Comic Vine Review


Thunderbolts #17


The Thunderbolts wetworks team begins their assault of New York’s mob, Gen. Ross tries to stem the tide of Thanos’ forces, and Deadpool reaches the end of a very, very long quest.

The Good

Charles Soule really does deserve credit for taking floundering titles and doing something truly great and even unique with them. I wanted to like the last Thunderbolts roster, with their time-travel shenanigans, but that storyline overstayed its welcome by a LARGE margin, so a complete roster restructuring seemed to be the way to go. Having the oddly appropriately named Thunderbolt Ross take over the team seemed like one of those “Oh yeah…” moments, but here we are. Having him recruit some of the most willing to kill heroes in the Marvel Universe was another excellent wrinkle as it allowed them to, much like X-Force, take on threats that superheroes wouldn’t normally think to take on, for better or worse. This is also one of the most standalone tie-ins with Infinity, moreso in many ways than even than the two Avengers titles. This feels like an arc that could have happened independent of Infinity, for the most part. There’s definitely a moment in this book that wouldn’t have happened on its own, but it’s not necessary to be reading the big title to understand what happens here. As always, Soule writes the characters absolutely true to their sources, while still keeping tongue firmly in cheek. This remains a title that’s actually very subtly funny and I think with personalities like these, that’s the best route to go. Otherwise we wind up with more 90s XTREEEEEEEEME tones, and NOBODY wants that, least of all me.

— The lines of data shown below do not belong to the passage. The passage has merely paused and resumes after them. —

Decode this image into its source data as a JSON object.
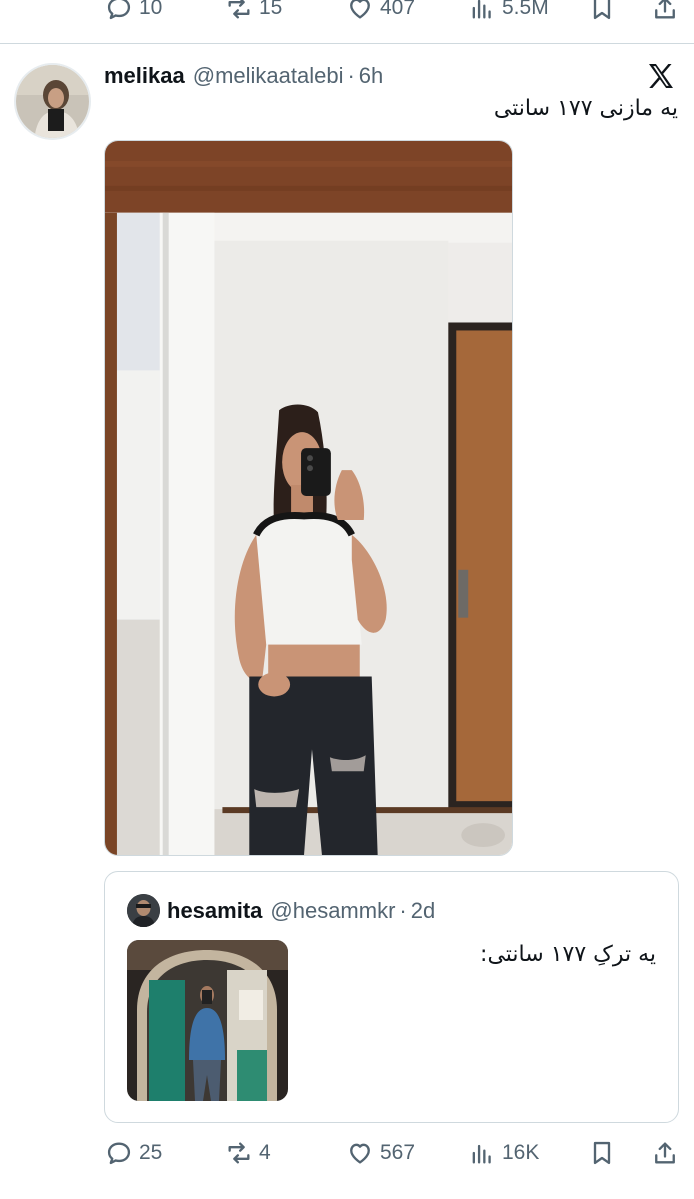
{
  "prev_actions": {
    "replies": "10",
    "reposts": "15",
    "likes": "407",
    "views": "5.5M"
  },
  "tweet": {
    "display_name": "melikaa",
    "handle": "@melikaatalebi",
    "dot": "·",
    "time": "6h",
    "text": "یه مازنی ۱۷۷ سانتی",
    "photo_alt": "mirror selfie photo"
  },
  "quote": {
    "display_name": "hesamita",
    "handle": "@hesammkr",
    "dot": "·",
    "time": "2d",
    "text": "یه ترکِ ۱۷۷ سانتی:"
  },
  "actions": {
    "replies": "25",
    "reposts": "4",
    "likes": "567",
    "views": "16K"
  },
  "icons": [
    "reply-icon",
    "repost-icon",
    "like-icon",
    "views-icon",
    "bookmark-icon",
    "share-icon",
    "x-logo-icon"
  ],
  "colors": {
    "text": "#0f1419",
    "secondary": "#536471",
    "border": "#cfd9de"
  }
}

Jefte Palo continues to be an unusual, but welcome, choice on linework. His exaggerated, jagged characters highlight the comedic moments brilliantly as well as giving the entire book a tone of strange surrealism that fits with the writing perfectly. The characters are also rendered amazingly, everyone standing out as they should, even compared to ordinary people. Guru eFX provides the beautiful, dynamic colors that compliment Palo’s lines perfectly. The colors tend toward being somewhat dark and even moody at times, but it contrasts hilariously to the writing and the general design of the characters.

The Bad

There’s really not much to dislike in this book. Some of the characters are still a little strange or underdeveloped (I get that Mercy is a character that existed before this title, but a little explanation wouldn’t hurt. And don’t even get me started on Sterns) but the main cast is absolutely fantastic, and the two lesser-knowns are growing on me by and by.

The Verdict

Just when I was ready to get a little bored with the mobster subplot, Soule goes and makes it interesting by adding a twist from the Infinity storyline itself and I’m back to being interested. There’s definitely a lot to this book, and I can understand why it’s not necessarily for everyone, but for my money, it’s tough to find a better melding of comedy and action in Marvel’s pantheon, and very few books in comics in general can accomplish it. If you’re ready to not take some very serious characters very seriously, it’s an easy recommend.